● **TASK STATEMENT**:
Leave every image behind and restate the data word for word.

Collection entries
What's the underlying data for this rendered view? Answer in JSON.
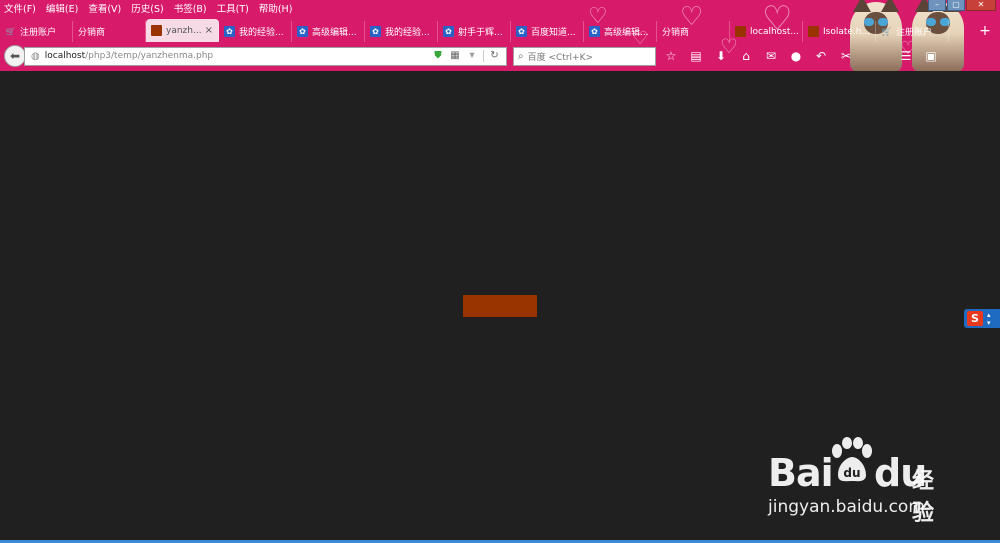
{
  "menubar": {
    "items": [
      "文件(F)",
      "编辑(E)",
      "查看(V)",
      "历史(S)",
      "书签(B)",
      "工具(T)",
      "帮助(H)"
    ]
  },
  "tabs": [
    {
      "label": "注册账户",
      "icon": "cart-icon",
      "active": false
    },
    {
      "label": "分销商",
      "icon": "",
      "active": false
    },
    {
      "label": "yanzh...",
      "icon": "page-icon",
      "active": true
    },
    {
      "label": "我的经验...",
      "icon": "paw-icon",
      "active": false
    },
    {
      "label": "高级编辑...",
      "icon": "paw-icon",
      "active": false
    },
    {
      "label": "我的经验...",
      "icon": "paw-icon",
      "active": false
    },
    {
      "label": "射手于辉...",
      "icon": "paw-icon",
      "active": false
    },
    {
      "label": "百度知道...",
      "icon": "paw-icon",
      "active": false
    },
    {
      "label": "高级编辑...",
      "icon": "paw-icon",
      "active": false
    },
    {
      "label": "分销商",
      "icon": "",
      "active": false
    },
    {
      "label": "localhost...",
      "icon": "page-icon",
      "active": false
    },
    {
      "label": "Isolate.h...",
      "icon": "page-icon",
      "active": false
    },
    {
      "label": "注册账户",
      "icon": "cart-icon",
      "active": false
    }
  ],
  "new_tab_label": "+",
  "tab_close_glyph": "×",
  "urlbar": {
    "host": "localhost",
    "path": "/php3/temp/yanzhenma.php"
  },
  "search": {
    "placeholder": "百度 <Ctrl+K>"
  },
  "page": {
    "background": "#202020",
    "captcha_color": "#993300"
  },
  "ime": {
    "letter": "S"
  },
  "watermark": {
    "bai": "Bai",
    "du": "du",
    "jingyan": "经验",
    "url": "jingyan.baidu.com"
  },
  "colors": {
    "chrome": "#d81a6a",
    "active_tab": "#f6dbe7"
  }
}
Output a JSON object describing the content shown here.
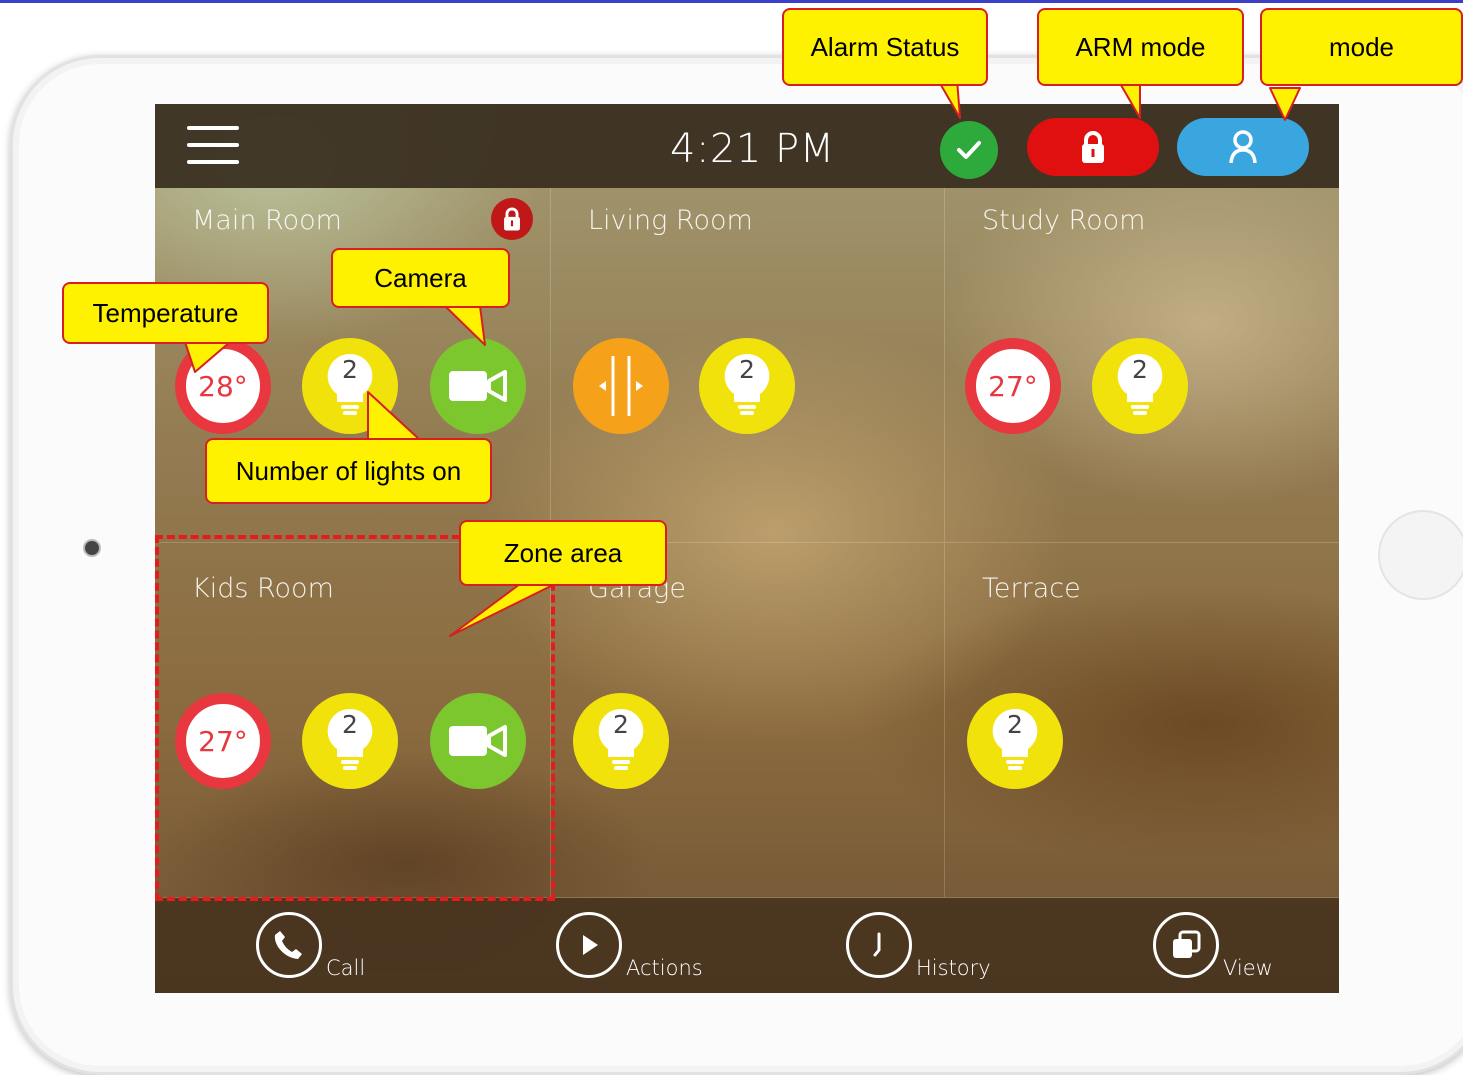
{
  "topbar": {
    "time": "4:21 PM",
    "menu_icon": "hamburger-menu-icon",
    "alarm_status_icon": "checkmark-icon",
    "arm_icon": "lock-icon",
    "mode_icon": "user-icon",
    "colors": {
      "alarm_ok": "#2eaa3c",
      "armed": "#e01010",
      "mode": "#3aa6e0"
    }
  },
  "zones": [
    {
      "name": "Main Room",
      "locked": true,
      "devices": [
        {
          "type": "temperature",
          "value": "28°"
        },
        {
          "type": "light",
          "count": "2"
        },
        {
          "type": "camera"
        }
      ]
    },
    {
      "name": "Living Room",
      "devices": [
        {
          "type": "blinds"
        },
        {
          "type": "light",
          "count": "2"
        }
      ]
    },
    {
      "name": "Study Room",
      "devices": [
        {
          "type": "temperature",
          "value": "27°"
        },
        {
          "type": "light",
          "count": "2"
        }
      ]
    },
    {
      "name": "Kids Room",
      "devices": [
        {
          "type": "temperature",
          "value": "27°"
        },
        {
          "type": "light",
          "count": "2"
        },
        {
          "type": "camera"
        }
      ]
    },
    {
      "name": "Garage",
      "devices": [
        {
          "type": "light",
          "count": "2"
        }
      ]
    },
    {
      "name": "Terrace",
      "devices": [
        {
          "type": "light",
          "count": "2"
        }
      ]
    }
  ],
  "bottom_nav": [
    {
      "label": "Call",
      "icon": "phone-icon"
    },
    {
      "label": "Actions",
      "icon": "play-icon"
    },
    {
      "label": "History",
      "icon": "clock-icon"
    },
    {
      "label": "View",
      "icon": "stacked-windows-icon"
    }
  ],
  "callouts": {
    "alarm_status": "Alarm Status",
    "arm_mode": "ARM mode",
    "mode": "mode",
    "temperature": "Temperature",
    "camera": "Camera",
    "lights": "Number of lights on",
    "zone_area": "Zone area"
  }
}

● **RESULT**:
What's the underlying data for this rendered view? Answer in JSON.
{
  "menubar": {
    "items": [
      "文件(F)",
      "编辑(E)",
      "查看(V)",
      "历史(S)",
      "书签(B)",
      "工具(T)",
      "帮助(H)"
    ]
  },
  "tabs": [
    {
      "label": "注册账户",
      "icon": "cart-icon",
      "active": false
    },
    {
      "label": "分销商",
      "icon": "",
      "active": false
    },
    {
      "label": "yanzh...",
      "icon": "page-icon",
      "active": true
    },
    {
      "label": "我的经验...",
      "icon": "paw-icon",
      "active": false
    },
    {
      "label": "高级编辑...",
      "icon": "paw-icon",
      "active": false
    },
    {
      "label": "我的经验...",
      "icon": "paw-icon",
      "active": false
    },
    {
      "label": "射手于辉...",
      "icon": "paw-icon",
      "active": false
    },
    {
      "label": "百度知道...",
      "icon": "paw-icon",
      "active": false
    },
    {
      "label": "高级编辑...",
      "icon": "paw-icon",
      "active": false
    },
    {
      "label": "分销商",
      "icon": "",
      "active": false
    },
    {
      "label": "localhost...",
      "icon": "page-icon",
      "active": false
    },
    {
      "label": "Isolate.h...",
      "icon": "page-icon",
      "active": false
    },
    {
      "label": "注册账户",
      "icon": "cart-icon",
      "active": false
    }
  ],
  "new_tab_label": "+",
  "tab_close_glyph": "×",
  "urlbar": {
    "host": "localhost",
    "path": "/php3/temp/yanzhenma.php"
  },
  "search": {
    "placeholder": "百度 <Ctrl+K>"
  },
  "page": {
    "background": "#202020",
    "captcha_color": "#993300"
  },
  "ime": {
    "letter": "S"
  },
  "watermark": {
    "bai": "Bai",
    "du": "du",
    "jingyan": "经验",
    "url": "jingyan.baidu.com"
  },
  "colors": {
    "chrome": "#d81a6a",
    "active_tab": "#f6dbe7"
  }
}
Output a JSON object describing the content shown here.
{
  "topbar": {
    "time": "4:21 PM",
    "menu_icon": "hamburger-menu-icon",
    "alarm_status_icon": "checkmark-icon",
    "arm_icon": "lock-icon",
    "mode_icon": "user-icon",
    "colors": {
      "alarm_ok": "#2eaa3c",
      "armed": "#e01010",
      "mode": "#3aa6e0"
    }
  },
  "zones": [
    {
      "name": "Main Room",
      "locked": true,
      "devices": [
        {
          "type": "temperature",
          "value": "28°"
        },
        {
          "type": "light",
          "count": "2"
        },
        {
          "type": "camera"
        }
      ]
    },
    {
      "name": "Living Room",
      "devices": [
        {
          "type": "blinds"
        },
        {
          "type": "light",
          "count": "2"
        }
      ]
    },
    {
      "name": "Study Room",
      "devices": [
        {
          "type": "temperature",
          "value": "27°"
        },
        {
          "type": "light",
          "count": "2"
        }
      ]
    },
    {
      "name": "Kids Room",
      "devices": [
        {
          "type": "temperature",
          "value": "27°"
        },
        {
          "type": "light",
          "count": "2"
        },
        {
          "type": "camera"
        }
      ]
    },
    {
      "name": "Garage",
      "devices": [
        {
          "type": "light",
          "count": "2"
        }
      ]
    },
    {
      "name": "Terrace",
      "devices": [
        {
          "type": "light",
          "count": "2"
        }
      ]
    }
  ],
  "bottom_nav": [
    {
      "label": "Call",
      "icon": "phone-icon"
    },
    {
      "label": "Actions",
      "icon": "play-icon"
    },
    {
      "label": "History",
      "icon": "clock-icon"
    },
    {
      "label": "View",
      "icon": "stacked-windows-icon"
    }
  ],
  "callouts": {
    "alarm_status": "Alarm Status",
    "arm_mode": "ARM mode",
    "mode": "mode",
    "temperature": "Temperature",
    "camera": "Camera",
    "lights": "Number of lights on",
    "zone_area": "Zone area"
  }
}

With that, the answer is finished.